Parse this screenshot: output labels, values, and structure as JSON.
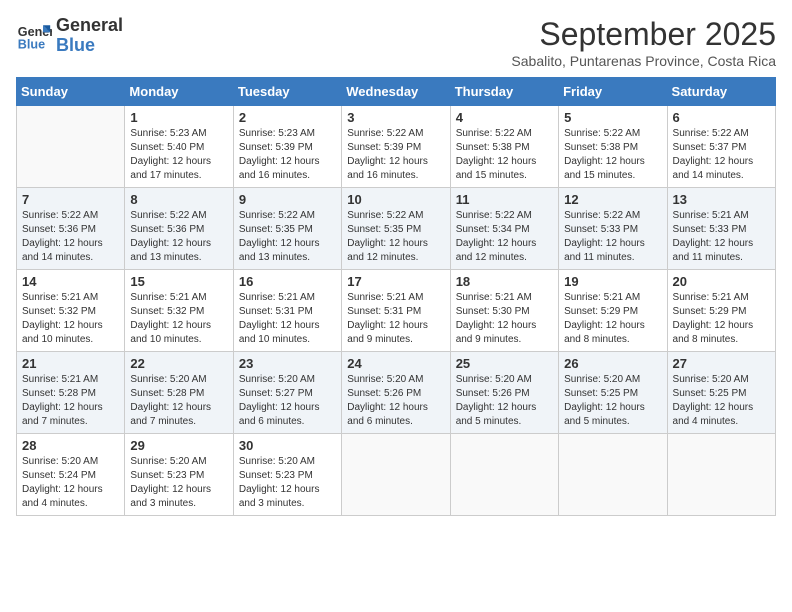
{
  "header": {
    "logo_line1": "General",
    "logo_line2": "Blue",
    "month_year": "September 2025",
    "location": "Sabalito, Puntarenas Province, Costa Rica"
  },
  "days_of_week": [
    "Sunday",
    "Monday",
    "Tuesday",
    "Wednesday",
    "Thursday",
    "Friday",
    "Saturday"
  ],
  "weeks": [
    [
      {
        "num": "",
        "info": ""
      },
      {
        "num": "1",
        "info": "Sunrise: 5:23 AM\nSunset: 5:40 PM\nDaylight: 12 hours\nand 17 minutes."
      },
      {
        "num": "2",
        "info": "Sunrise: 5:23 AM\nSunset: 5:39 PM\nDaylight: 12 hours\nand 16 minutes."
      },
      {
        "num": "3",
        "info": "Sunrise: 5:22 AM\nSunset: 5:39 PM\nDaylight: 12 hours\nand 16 minutes."
      },
      {
        "num": "4",
        "info": "Sunrise: 5:22 AM\nSunset: 5:38 PM\nDaylight: 12 hours\nand 15 minutes."
      },
      {
        "num": "5",
        "info": "Sunrise: 5:22 AM\nSunset: 5:38 PM\nDaylight: 12 hours\nand 15 minutes."
      },
      {
        "num": "6",
        "info": "Sunrise: 5:22 AM\nSunset: 5:37 PM\nDaylight: 12 hours\nand 14 minutes."
      }
    ],
    [
      {
        "num": "7",
        "info": "Sunrise: 5:22 AM\nSunset: 5:36 PM\nDaylight: 12 hours\nand 14 minutes."
      },
      {
        "num": "8",
        "info": "Sunrise: 5:22 AM\nSunset: 5:36 PM\nDaylight: 12 hours\nand 13 minutes."
      },
      {
        "num": "9",
        "info": "Sunrise: 5:22 AM\nSunset: 5:35 PM\nDaylight: 12 hours\nand 13 minutes."
      },
      {
        "num": "10",
        "info": "Sunrise: 5:22 AM\nSunset: 5:35 PM\nDaylight: 12 hours\nand 12 minutes."
      },
      {
        "num": "11",
        "info": "Sunrise: 5:22 AM\nSunset: 5:34 PM\nDaylight: 12 hours\nand 12 minutes."
      },
      {
        "num": "12",
        "info": "Sunrise: 5:22 AM\nSunset: 5:33 PM\nDaylight: 12 hours\nand 11 minutes."
      },
      {
        "num": "13",
        "info": "Sunrise: 5:21 AM\nSunset: 5:33 PM\nDaylight: 12 hours\nand 11 minutes."
      }
    ],
    [
      {
        "num": "14",
        "info": "Sunrise: 5:21 AM\nSunset: 5:32 PM\nDaylight: 12 hours\nand 10 minutes."
      },
      {
        "num": "15",
        "info": "Sunrise: 5:21 AM\nSunset: 5:32 PM\nDaylight: 12 hours\nand 10 minutes."
      },
      {
        "num": "16",
        "info": "Sunrise: 5:21 AM\nSunset: 5:31 PM\nDaylight: 12 hours\nand 10 minutes."
      },
      {
        "num": "17",
        "info": "Sunrise: 5:21 AM\nSunset: 5:31 PM\nDaylight: 12 hours\nand 9 minutes."
      },
      {
        "num": "18",
        "info": "Sunrise: 5:21 AM\nSunset: 5:30 PM\nDaylight: 12 hours\nand 9 minutes."
      },
      {
        "num": "19",
        "info": "Sunrise: 5:21 AM\nSunset: 5:29 PM\nDaylight: 12 hours\nand 8 minutes."
      },
      {
        "num": "20",
        "info": "Sunrise: 5:21 AM\nSunset: 5:29 PM\nDaylight: 12 hours\nand 8 minutes."
      }
    ],
    [
      {
        "num": "21",
        "info": "Sunrise: 5:21 AM\nSunset: 5:28 PM\nDaylight: 12 hours\nand 7 minutes."
      },
      {
        "num": "22",
        "info": "Sunrise: 5:20 AM\nSunset: 5:28 PM\nDaylight: 12 hours\nand 7 minutes."
      },
      {
        "num": "23",
        "info": "Sunrise: 5:20 AM\nSunset: 5:27 PM\nDaylight: 12 hours\nand 6 minutes."
      },
      {
        "num": "24",
        "info": "Sunrise: 5:20 AM\nSunset: 5:26 PM\nDaylight: 12 hours\nand 6 minutes."
      },
      {
        "num": "25",
        "info": "Sunrise: 5:20 AM\nSunset: 5:26 PM\nDaylight: 12 hours\nand 5 minutes."
      },
      {
        "num": "26",
        "info": "Sunrise: 5:20 AM\nSunset: 5:25 PM\nDaylight: 12 hours\nand 5 minutes."
      },
      {
        "num": "27",
        "info": "Sunrise: 5:20 AM\nSunset: 5:25 PM\nDaylight: 12 hours\nand 4 minutes."
      }
    ],
    [
      {
        "num": "28",
        "info": "Sunrise: 5:20 AM\nSunset: 5:24 PM\nDaylight: 12 hours\nand 4 minutes."
      },
      {
        "num": "29",
        "info": "Sunrise: 5:20 AM\nSunset: 5:23 PM\nDaylight: 12 hours\nand 3 minutes."
      },
      {
        "num": "30",
        "info": "Sunrise: 5:20 AM\nSunset: 5:23 PM\nDaylight: 12 hours\nand 3 minutes."
      },
      {
        "num": "",
        "info": ""
      },
      {
        "num": "",
        "info": ""
      },
      {
        "num": "",
        "info": ""
      },
      {
        "num": "",
        "info": ""
      }
    ]
  ]
}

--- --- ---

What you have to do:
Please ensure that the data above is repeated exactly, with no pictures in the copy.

Response area:
Parse this screenshot: output labels, values, and structure as JSON.
{
  "header": {
    "logo_line1": "General",
    "logo_line2": "Blue",
    "month_year": "September 2025",
    "location": "Sabalito, Puntarenas Province, Costa Rica"
  },
  "days_of_week": [
    "Sunday",
    "Monday",
    "Tuesday",
    "Wednesday",
    "Thursday",
    "Friday",
    "Saturday"
  ],
  "weeks": [
    [
      {
        "num": "",
        "info": ""
      },
      {
        "num": "1",
        "info": "Sunrise: 5:23 AM\nSunset: 5:40 PM\nDaylight: 12 hours\nand 17 minutes."
      },
      {
        "num": "2",
        "info": "Sunrise: 5:23 AM\nSunset: 5:39 PM\nDaylight: 12 hours\nand 16 minutes."
      },
      {
        "num": "3",
        "info": "Sunrise: 5:22 AM\nSunset: 5:39 PM\nDaylight: 12 hours\nand 16 minutes."
      },
      {
        "num": "4",
        "info": "Sunrise: 5:22 AM\nSunset: 5:38 PM\nDaylight: 12 hours\nand 15 minutes."
      },
      {
        "num": "5",
        "info": "Sunrise: 5:22 AM\nSunset: 5:38 PM\nDaylight: 12 hours\nand 15 minutes."
      },
      {
        "num": "6",
        "info": "Sunrise: 5:22 AM\nSunset: 5:37 PM\nDaylight: 12 hours\nand 14 minutes."
      }
    ],
    [
      {
        "num": "7",
        "info": "Sunrise: 5:22 AM\nSunset: 5:36 PM\nDaylight: 12 hours\nand 14 minutes."
      },
      {
        "num": "8",
        "info": "Sunrise: 5:22 AM\nSunset: 5:36 PM\nDaylight: 12 hours\nand 13 minutes."
      },
      {
        "num": "9",
        "info": "Sunrise: 5:22 AM\nSunset: 5:35 PM\nDaylight: 12 hours\nand 13 minutes."
      },
      {
        "num": "10",
        "info": "Sunrise: 5:22 AM\nSunset: 5:35 PM\nDaylight: 12 hours\nand 12 minutes."
      },
      {
        "num": "11",
        "info": "Sunrise: 5:22 AM\nSunset: 5:34 PM\nDaylight: 12 hours\nand 12 minutes."
      },
      {
        "num": "12",
        "info": "Sunrise: 5:22 AM\nSunset: 5:33 PM\nDaylight: 12 hours\nand 11 minutes."
      },
      {
        "num": "13",
        "info": "Sunrise: 5:21 AM\nSunset: 5:33 PM\nDaylight: 12 hours\nand 11 minutes."
      }
    ],
    [
      {
        "num": "14",
        "info": "Sunrise: 5:21 AM\nSunset: 5:32 PM\nDaylight: 12 hours\nand 10 minutes."
      },
      {
        "num": "15",
        "info": "Sunrise: 5:21 AM\nSunset: 5:32 PM\nDaylight: 12 hours\nand 10 minutes."
      },
      {
        "num": "16",
        "info": "Sunrise: 5:21 AM\nSunset: 5:31 PM\nDaylight: 12 hours\nand 10 minutes."
      },
      {
        "num": "17",
        "info": "Sunrise: 5:21 AM\nSunset: 5:31 PM\nDaylight: 12 hours\nand 9 minutes."
      },
      {
        "num": "18",
        "info": "Sunrise: 5:21 AM\nSunset: 5:30 PM\nDaylight: 12 hours\nand 9 minutes."
      },
      {
        "num": "19",
        "info": "Sunrise: 5:21 AM\nSunset: 5:29 PM\nDaylight: 12 hours\nand 8 minutes."
      },
      {
        "num": "20",
        "info": "Sunrise: 5:21 AM\nSunset: 5:29 PM\nDaylight: 12 hours\nand 8 minutes."
      }
    ],
    [
      {
        "num": "21",
        "info": "Sunrise: 5:21 AM\nSunset: 5:28 PM\nDaylight: 12 hours\nand 7 minutes."
      },
      {
        "num": "22",
        "info": "Sunrise: 5:20 AM\nSunset: 5:28 PM\nDaylight: 12 hours\nand 7 minutes."
      },
      {
        "num": "23",
        "info": "Sunrise: 5:20 AM\nSunset: 5:27 PM\nDaylight: 12 hours\nand 6 minutes."
      },
      {
        "num": "24",
        "info": "Sunrise: 5:20 AM\nSunset: 5:26 PM\nDaylight: 12 hours\nand 6 minutes."
      },
      {
        "num": "25",
        "info": "Sunrise: 5:20 AM\nSunset: 5:26 PM\nDaylight: 12 hours\nand 5 minutes."
      },
      {
        "num": "26",
        "info": "Sunrise: 5:20 AM\nSunset: 5:25 PM\nDaylight: 12 hours\nand 5 minutes."
      },
      {
        "num": "27",
        "info": "Sunrise: 5:20 AM\nSunset: 5:25 PM\nDaylight: 12 hours\nand 4 minutes."
      }
    ],
    [
      {
        "num": "28",
        "info": "Sunrise: 5:20 AM\nSunset: 5:24 PM\nDaylight: 12 hours\nand 4 minutes."
      },
      {
        "num": "29",
        "info": "Sunrise: 5:20 AM\nSunset: 5:23 PM\nDaylight: 12 hours\nand 3 minutes."
      },
      {
        "num": "30",
        "info": "Sunrise: 5:20 AM\nSunset: 5:23 PM\nDaylight: 12 hours\nand 3 minutes."
      },
      {
        "num": "",
        "info": ""
      },
      {
        "num": "",
        "info": ""
      },
      {
        "num": "",
        "info": ""
      },
      {
        "num": "",
        "info": ""
      }
    ]
  ]
}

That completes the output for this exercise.